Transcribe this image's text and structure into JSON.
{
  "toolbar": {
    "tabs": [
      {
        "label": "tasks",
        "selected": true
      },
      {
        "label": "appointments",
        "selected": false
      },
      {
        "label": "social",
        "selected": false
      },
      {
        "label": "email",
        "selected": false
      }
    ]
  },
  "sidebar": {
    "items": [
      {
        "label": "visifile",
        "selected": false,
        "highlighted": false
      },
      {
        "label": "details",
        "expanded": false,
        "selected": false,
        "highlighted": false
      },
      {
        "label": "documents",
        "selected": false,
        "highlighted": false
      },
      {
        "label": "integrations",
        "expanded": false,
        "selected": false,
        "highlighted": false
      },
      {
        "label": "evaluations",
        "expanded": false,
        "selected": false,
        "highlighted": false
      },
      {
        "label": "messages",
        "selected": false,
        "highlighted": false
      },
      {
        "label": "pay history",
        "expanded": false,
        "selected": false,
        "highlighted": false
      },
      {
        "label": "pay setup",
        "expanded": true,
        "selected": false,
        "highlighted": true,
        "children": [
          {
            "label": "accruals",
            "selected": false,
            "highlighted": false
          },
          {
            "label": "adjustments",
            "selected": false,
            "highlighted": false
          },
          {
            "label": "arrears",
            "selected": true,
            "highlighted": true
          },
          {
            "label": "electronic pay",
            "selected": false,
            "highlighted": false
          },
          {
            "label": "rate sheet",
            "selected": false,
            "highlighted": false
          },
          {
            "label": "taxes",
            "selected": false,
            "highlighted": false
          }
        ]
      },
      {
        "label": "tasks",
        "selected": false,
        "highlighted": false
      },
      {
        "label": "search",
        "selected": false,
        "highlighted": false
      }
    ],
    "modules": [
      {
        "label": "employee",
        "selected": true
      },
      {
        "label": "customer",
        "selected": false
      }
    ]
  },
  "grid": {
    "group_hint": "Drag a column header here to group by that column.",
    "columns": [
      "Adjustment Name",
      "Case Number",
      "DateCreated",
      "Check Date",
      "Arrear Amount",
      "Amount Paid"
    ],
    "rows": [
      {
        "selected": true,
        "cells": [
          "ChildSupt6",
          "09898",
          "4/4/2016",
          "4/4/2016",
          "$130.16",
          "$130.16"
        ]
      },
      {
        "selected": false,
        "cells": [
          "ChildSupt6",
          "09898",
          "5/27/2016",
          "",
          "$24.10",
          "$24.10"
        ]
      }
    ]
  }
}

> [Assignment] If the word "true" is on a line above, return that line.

> [Task solution]
        "selected": true
        "expanded": true,
        "highlighted": true,
            "selected": true,
            "highlighted": true
        "selected": true
        "selected": true,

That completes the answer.